So I saw many couples walking hand-in-hand, but also the usual scenes from India with men walking hand in hand. I have gotten so much used to that view in the last 5 years that I didn't even realize until my comrade Dirk was killing himself laughing during his India-visit.
Ya, ya, T.I.I. (=This is India), and also this billboard for Levi's.
Explaining such a picture to some new visitors to India has proven to me one of the most difficult pieces as it runs with the biggest possible contradiction. On the scale from 1 to 10 in rating India's openness to talk about sex in public, I'll give it a straight 1. There is hardly any more prudish country in the world. Yet, in a layer that is so far away from reality that it is impossible to conceive, almost everything goes. Take Bollywood where you have beautiful, sexy half naked woman dancing under the rain-machine.

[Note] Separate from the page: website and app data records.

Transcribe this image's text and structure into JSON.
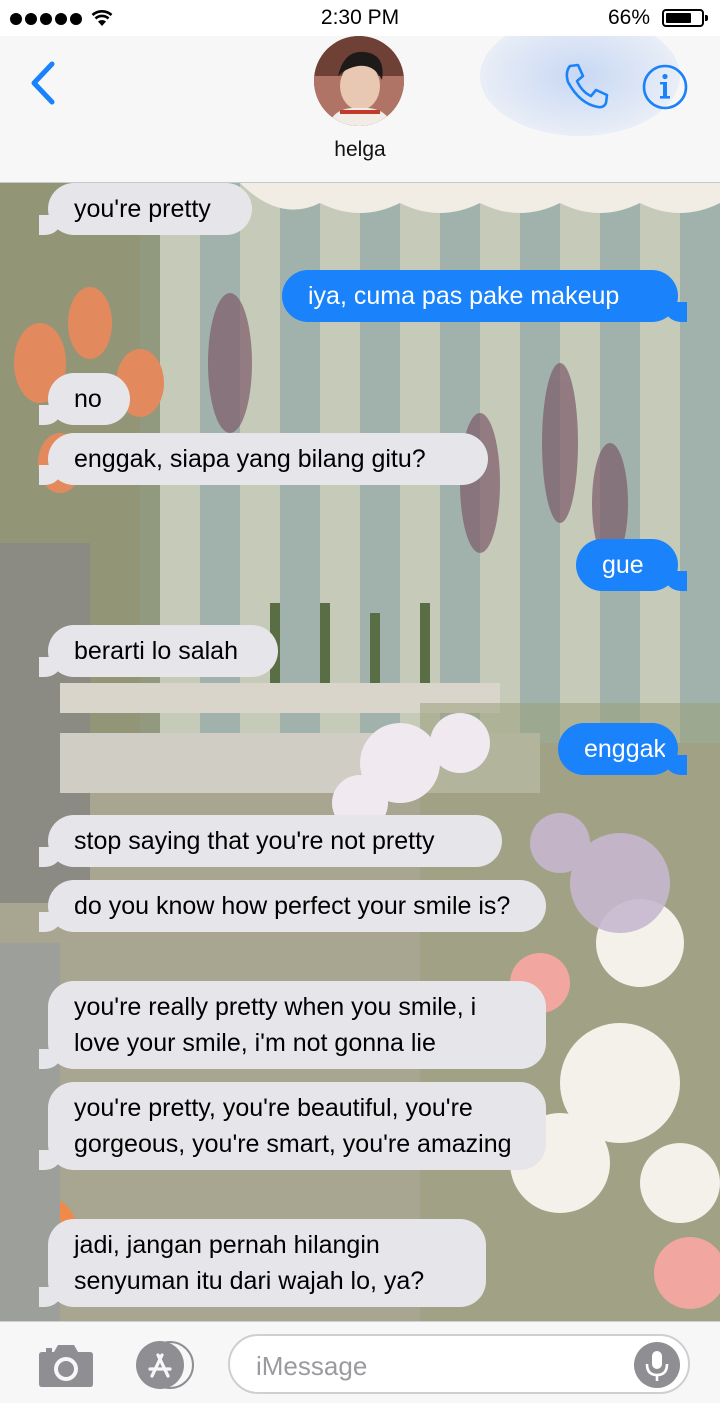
{
  "status_bar": {
    "time": "2:30 PM",
    "battery_percent": "66%",
    "battery_level": 0.66,
    "signal_dots": 5,
    "wifi_icon": "wifi-icon"
  },
  "header": {
    "contact_name": "helga",
    "back_icon": "chevron-left-icon",
    "call_icon": "phone-icon",
    "info_icon": "info-icon",
    "accent_color": "#1a82fb"
  },
  "messages": [
    {
      "direction": "in",
      "text": "you're pretty"
    },
    {
      "direction": "out",
      "text": "iya, cuma pas pake makeup"
    },
    {
      "direction": "in",
      "text": "no"
    },
    {
      "direction": "in",
      "text": "enggak, siapa yang bilang gitu?"
    },
    {
      "direction": "out",
      "text": "gue"
    },
    {
      "direction": "in",
      "text": "berarti lo salah"
    },
    {
      "direction": "out",
      "text": "enggak"
    },
    {
      "direction": "in",
      "text": "stop saying that you're not pretty"
    },
    {
      "direction": "in",
      "text": "do you know how perfect your smile is?"
    },
    {
      "direction": "in",
      "text": "you're really pretty when you smile, i love your smile, i'm not gonna lie"
    },
    {
      "direction": "in",
      "text": "you're pretty, you're beautiful, you're gorgeous, you're smart, you're amazing"
    },
    {
      "direction": "in",
      "text": "jadi, jangan pernah hilangin senyuman itu dari wajah lo, ya?"
    }
  ],
  "colors": {
    "incoming_bubble": "#e6e5ea",
    "outgoing_bubble": "#1a82fb"
  },
  "input_bar": {
    "placeholder": "iMessage",
    "camera_icon": "camera-icon",
    "apps_icon": "app-store-icon",
    "mic_icon": "microphone-icon"
  }
}
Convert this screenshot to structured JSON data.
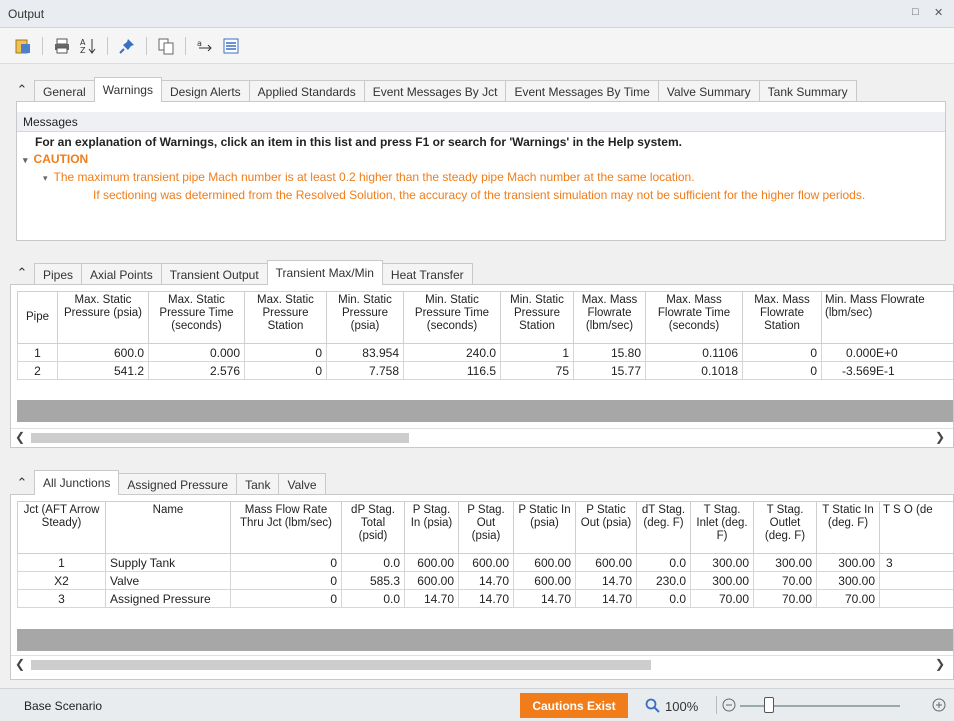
{
  "window": {
    "title": "Output",
    "controls": [
      "□",
      "✕"
    ]
  },
  "toolbar": {
    "icons": [
      "report-icon",
      "print-icon",
      "sort-az-icon",
      "pin-icon",
      "copy-icon",
      "arrange-icon",
      "list-icon"
    ]
  },
  "top_tabs": [
    "General",
    "Warnings",
    "Design Alerts",
    "Applied Standards",
    "Event Messages By Jct",
    "Event Messages By Time",
    "Valve Summary",
    "Tank Summary"
  ],
  "messages": {
    "header": "Messages",
    "intro": "For an explanation of Warnings, click an item in this list and press F1 or search for 'Warnings' in the Help system.",
    "caution_label": "CAUTION",
    "caution_line1": "The maximum transient pipe Mach number is at least 0.2 higher than the steady pipe Mach number at the same location.",
    "caution_line2": "If sectioning was determined from the Resolved Solution, the accuracy of the transient simulation may not be sufficient for the higher flow periods."
  },
  "pipe_tabs": [
    "Pipes",
    "Axial Points",
    "Transient Output",
    "Transient Max/Min",
    "Heat Transfer"
  ],
  "pipe_table": {
    "columns": [
      "Pipe",
      "Max. Static Pressure (psia)",
      "Max. Static Pressure Time (seconds)",
      "Max. Static Pressure Station",
      "Min. Static Pressure (psia)",
      "Min. Static Pressure Time (seconds)",
      "Min. Static Pressure Station",
      "Max. Mass Flowrate (lbm/sec)",
      "Max. Mass Flowrate Time (seconds)",
      "Max. Mass Flowrate Station",
      "Min. Mass Flowrate (lbm/sec)"
    ],
    "rows": [
      [
        "1",
        "600.0",
        "0.000",
        "0",
        "83.954",
        "240.0",
        "1",
        "15.80",
        "0.1106",
        "0",
        "0.000E+0"
      ],
      [
        "2",
        "541.2",
        "2.576",
        "0",
        "7.758",
        "116.5",
        "75",
        "15.77",
        "0.1018",
        "0",
        "-3.569E-1"
      ]
    ]
  },
  "junction_tabs": [
    "All Junctions",
    "Assigned Pressure",
    "Tank",
    "Valve"
  ],
  "junction_table": {
    "columns": [
      "Jct (AFT Arrow Steady)",
      "Name",
      "Mass Flow Rate Thru Jct (lbm/sec)",
      "dP Stag. Total (psid)",
      "P Stag. In (psia)",
      "P Stag. Out (psia)",
      "P Static In (psia)",
      "P Static Out (psia)",
      "dT Stag. (deg. F)",
      "T Stag. Inlet (deg. F)",
      "T Stag. Outlet (deg. F)",
      "T Static In (deg. F)",
      "T S O (de"
    ],
    "rows": [
      [
        "1",
        "Supply Tank",
        "0",
        "0.0",
        "600.00",
        "600.00",
        "600.00",
        "600.00",
        "0.0",
        "300.00",
        "300.00",
        "300.00",
        "3"
      ],
      [
        "X2",
        "Valve",
        "0",
        "585.3",
        "600.00",
        "14.70",
        "600.00",
        "14.70",
        "230.0",
        "300.00",
        "70.00",
        "300.00",
        ""
      ],
      [
        "3",
        "Assigned Pressure",
        "0",
        "0.0",
        "14.70",
        "14.70",
        "14.70",
        "14.70",
        "0.0",
        "70.00",
        "70.00",
        "70.00",
        ""
      ]
    ]
  },
  "status": {
    "scenario": "Base Scenario",
    "cautions": "Cautions Exist",
    "zoom": "100%"
  },
  "colors": {
    "accent": "#f07d1a",
    "selected_tab_bg": "#ffffff"
  }
}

But you will never see any Indian woman walking with a short skirt in the streets. That's why I call Bollywood "fiction of fiction" as even in a obviously fictional setting, reality gets skewed to a point where there is sufficient attachment to create recognition with the world, but then moves beyond it where it tickles unspoken desires that are too removed to be ever satisfied. So it doesn't pose any danger to existing norm and order.
Then, finally after a long time of failed intentions, I watched the movie Outsourced. I really enjoyed it a lot as it packs all the possible cultural shocks that India has to offer into a lovely story. The American manager Todd has to outsource his procurement-centre to India, goes through all the Western struggles before he not only finds his peace with India, but even a likening of her people. Even more so as he falls in love with Asha, a young lady he has been training in the call-centre. Here is the trailer:
Unlike the movie Darjeeling Limited which i liked a lot, yet had to label non-Indian, Outsourced comes as close to Indian reality as it can get. Just to get two minor things right: There are not too many "Ahsas" around in call-centres who would engage in any (hidden) relationship with their supervisor and Auntie would never ask a visitor if he was homosexual. (See above "prudish", and by the way Section 377 of the Indian Penal Code prohibits "carnal intercourse against the order of nature".)
Minor things hardly worth mentioning. I believe that for those who have been to India already, the movie will provide a very rich context and bring many memories back. For those who haven't, watching the movie might create the desire to have onself "outsourced" to the subcontinent – at least for a limited time during holiday.
Come, come all, Mother India with 1 billion opportunities is eagerly awaiting you :-)